Among the entries below, how many lines contain the string "arviointi"? Reply with that number alone.

--------

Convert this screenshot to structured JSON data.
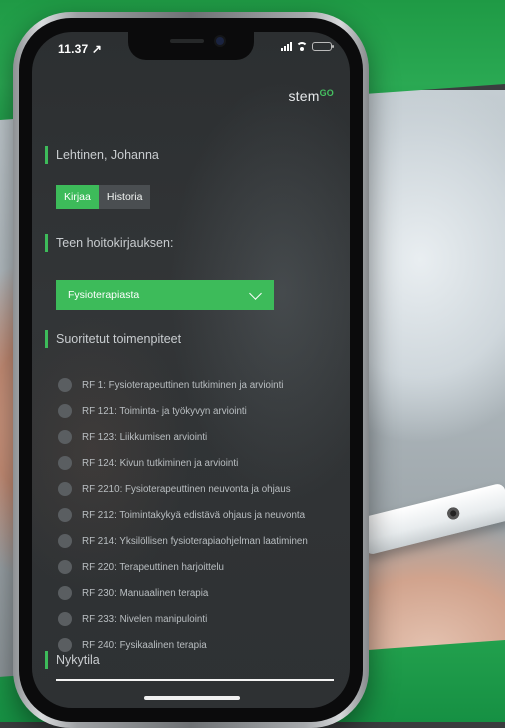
{
  "status_bar": {
    "time": "11.37 ↗"
  },
  "app": {
    "logo_text": "stem",
    "logo_sup": "GO",
    "patient_name": "Lehtinen, Johanna",
    "tabs": [
      {
        "label": "Kirjaa",
        "active": true
      },
      {
        "label": "Historia",
        "active": false
      }
    ],
    "entry_heading": "Teen hoitokirjauksen:",
    "entry_select_value": "Fysioterapiasta",
    "procedures_heading": "Suoritetut toimenpiteet",
    "procedures": [
      "RF 1: Fysioterapeuttinen tutkiminen ja arviointi",
      "RF 121: Toiminta- ja työkyvyn arviointi",
      "RF 123: Liikkumisen arviointi",
      "RF 124: Kivun tutkiminen ja arviointi",
      "RF 2210: Fysioterapeuttinen neuvonta ja ohjaus",
      "RF 212: Toimintakykyä edistävä ohjaus ja neuvonta",
      "RF 214: Yksilöllisen fysioterapiaohjelman laatiminen",
      "RF 220: Terapeuttinen harjoittelu",
      "RF 230: Manuaalinen terapia",
      "RF 233: Nivelen manipulointi",
      "RF 240: Fysikaalinen terapia"
    ],
    "status_heading": "Nykytila"
  },
  "colors": {
    "accent": "#3dbb5a",
    "brand_green": "#23a04c"
  }
}
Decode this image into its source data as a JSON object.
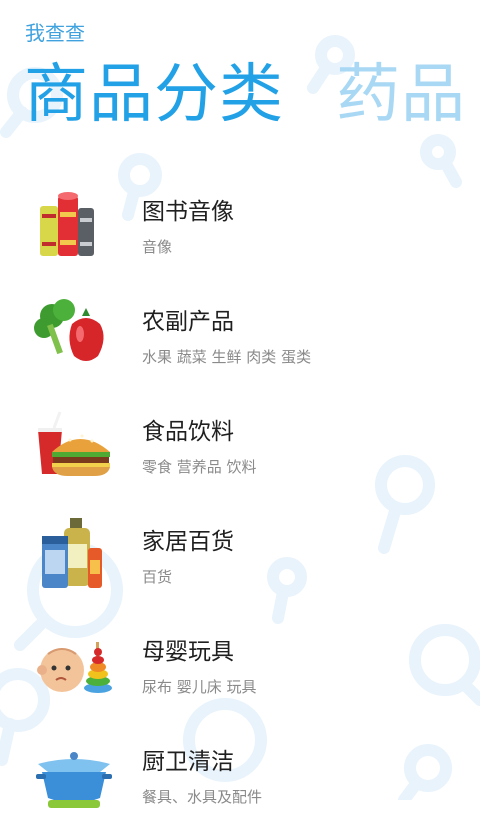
{
  "app": {
    "name": "我查查"
  },
  "pivot": {
    "current": "商品分类",
    "next": "药品"
  },
  "categories": [
    {
      "title": "图书音像",
      "subtitle": "音像",
      "icon": "books-icon"
    },
    {
      "title": "农副产品",
      "subtitle": "水果 蔬菜 生鲜 肉类 蛋类",
      "icon": "vegetables-icon"
    },
    {
      "title": "食品饮料",
      "subtitle": "零食 营养品 饮料",
      "icon": "burger-drink-icon"
    },
    {
      "title": "家居百货",
      "subtitle": "百货",
      "icon": "household-products-icon"
    },
    {
      "title": "母婴玩具",
      "subtitle": "尿布 婴儿床 玩具",
      "icon": "baby-toy-icon"
    },
    {
      "title": "厨卫清洁",
      "subtitle": "餐具、水具及配件",
      "icon": "cookware-icon"
    }
  ],
  "colors": {
    "accent": "#22a1e6",
    "accent_faded": "#a9d8f4",
    "app_name": "#3fa2df",
    "title_text": "#1f1f1f",
    "subtitle_text": "#8a8a8a",
    "background_decor": "#e8f3fc"
  }
}
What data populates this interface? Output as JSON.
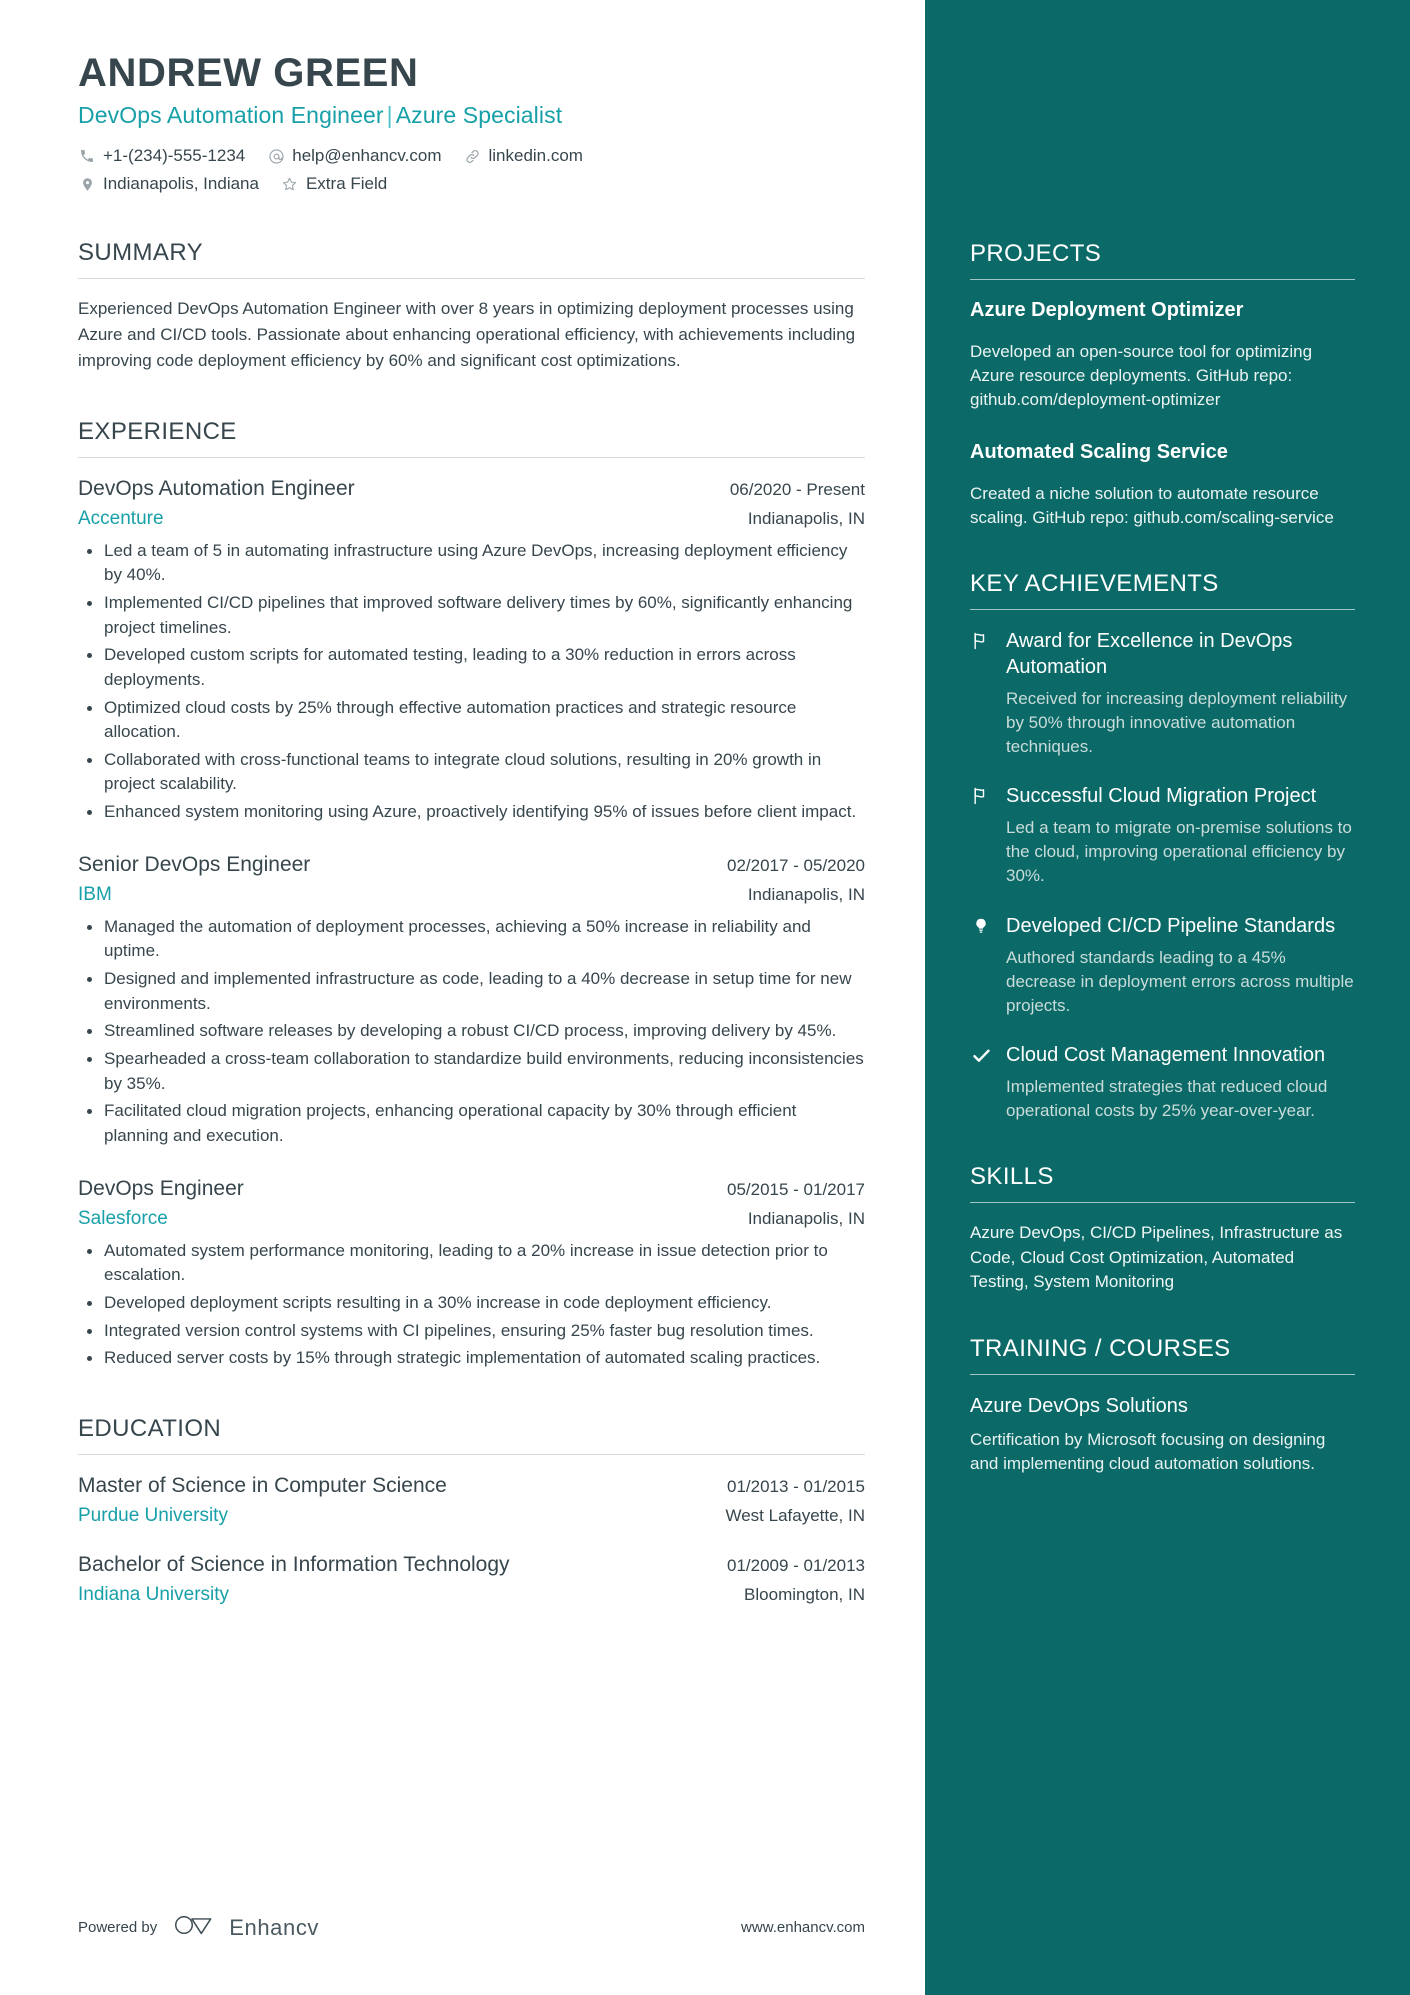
{
  "theme": {
    "sidebar_bg": "#0b6a68",
    "accent": "#18a0a8",
    "text": "#37464d"
  },
  "header": {
    "name": "ANDREW GREEN",
    "headline_left": "DevOps Automation Engineer",
    "headline_sep": "|",
    "headline_right": "Azure Specialist",
    "contacts_row1": [
      {
        "icon": "phone-icon",
        "text": "+1-(234)-555-1234"
      },
      {
        "icon": "email-icon",
        "text": "help@enhancv.com"
      },
      {
        "icon": "link-icon",
        "text": "linkedin.com"
      }
    ],
    "contacts_row2": [
      {
        "icon": "location-icon",
        "text": "Indianapolis, Indiana"
      },
      {
        "icon": "star-icon",
        "text": "Extra Field"
      }
    ]
  },
  "summary": {
    "title": "SUMMARY",
    "text": "Experienced DevOps Automation Engineer with over 8 years in optimizing deployment processes using Azure and CI/CD tools. Passionate about enhancing operational efficiency, with achievements including improving code deployment efficiency by 60% and significant cost optimizations."
  },
  "experience": {
    "title": "EXPERIENCE",
    "entries": [
      {
        "role": "DevOps Automation Engineer",
        "date": "06/2020 - Present",
        "company": "Accenture",
        "location": "Indianapolis, IN",
        "bullets": [
          "Led a team of 5 in automating infrastructure using Azure DevOps, increasing deployment efficiency by 40%.",
          "Implemented CI/CD pipelines that improved software delivery times by 60%, significantly enhancing project timelines.",
          "Developed custom scripts for automated testing, leading to a 30% reduction in errors across deployments.",
          "Optimized cloud costs by 25% through effective automation practices and strategic resource allocation.",
          "Collaborated with cross-functional teams to integrate cloud solutions, resulting in 20% growth in project scalability.",
          "Enhanced system monitoring using Azure, proactively identifying 95% of issues before client impact."
        ]
      },
      {
        "role": "Senior DevOps Engineer",
        "date": "02/2017 - 05/2020",
        "company": "IBM",
        "location": "Indianapolis, IN",
        "bullets": [
          "Managed the automation of deployment processes, achieving a 50% increase in reliability and uptime.",
          "Designed and implemented infrastructure as code, leading to a 40% decrease in setup time for new environments.",
          "Streamlined software releases by developing a robust CI/CD process, improving delivery by 45%.",
          "Spearheaded a cross-team collaboration to standardize build environments, reducing inconsistencies by 35%.",
          "Facilitated cloud migration projects, enhancing operational capacity by 30% through efficient planning and execution."
        ]
      },
      {
        "role": "DevOps Engineer",
        "date": "05/2015 - 01/2017",
        "company": "Salesforce",
        "location": "Indianapolis, IN",
        "bullets": [
          "Automated system performance monitoring, leading to a 20% increase in issue detection prior to escalation.",
          "Developed deployment scripts resulting in a 30% increase in code deployment efficiency.",
          "Integrated version control systems with CI pipelines, ensuring 25% faster bug resolution times.",
          "Reduced server costs by 15% through strategic implementation of automated scaling practices."
        ]
      }
    ]
  },
  "education": {
    "title": "EDUCATION",
    "entries": [
      {
        "degree": "Master of Science in Computer Science",
        "date": "01/2013 - 01/2015",
        "school": "Purdue University",
        "location": "West Lafayette, IN"
      },
      {
        "degree": "Bachelor of Science in Information Technology",
        "date": "01/2009 - 01/2013",
        "school": "Indiana University",
        "location": "Bloomington, IN"
      }
    ]
  },
  "footer": {
    "powered_by": "Powered by",
    "brand": "Enhancv",
    "url": "www.enhancv.com"
  },
  "sidebar": {
    "projects": {
      "title": "PROJECTS",
      "items": [
        {
          "name": "Azure Deployment Optimizer",
          "description": "Developed an open-source tool for optimizing Azure resource deployments. GitHub repo: github.com/deployment-optimizer"
        },
        {
          "name": "Automated Scaling Service",
          "description": "Created a niche solution to automate resource scaling. GitHub repo: github.com/scaling-service"
        }
      ]
    },
    "achievements": {
      "title": "KEY ACHIEVEMENTS",
      "items": [
        {
          "icon": "flag-icon",
          "name": "Award for Excellence in DevOps Automation",
          "description": "Received for increasing deployment reliability by 50% through innovative automation techniques."
        },
        {
          "icon": "flag-icon",
          "name": "Successful Cloud Migration Project",
          "description": "Led a team to migrate on-premise solutions to the cloud, improving operational efficiency by 30%."
        },
        {
          "icon": "lightbulb-icon",
          "name": "Developed CI/CD Pipeline Standards",
          "description": "Authored standards leading to a 45% decrease in deployment errors across multiple projects."
        },
        {
          "icon": "check-icon",
          "name": "Cloud Cost Management Innovation",
          "description": "Implemented strategies that reduced cloud operational costs by 25% year-over-year."
        }
      ]
    },
    "skills": {
      "title": "SKILLS",
      "text": "Azure DevOps, CI/CD Pipelines, Infrastructure as Code, Cloud Cost Optimization, Automated Testing, System Monitoring"
    },
    "training": {
      "title": "TRAINING / COURSES",
      "items": [
        {
          "name": "Azure DevOps Solutions",
          "description": "Certification by Microsoft focusing on designing and implementing cloud automation solutions."
        }
      ]
    }
  }
}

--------

▸ **Answer to this exercise**
4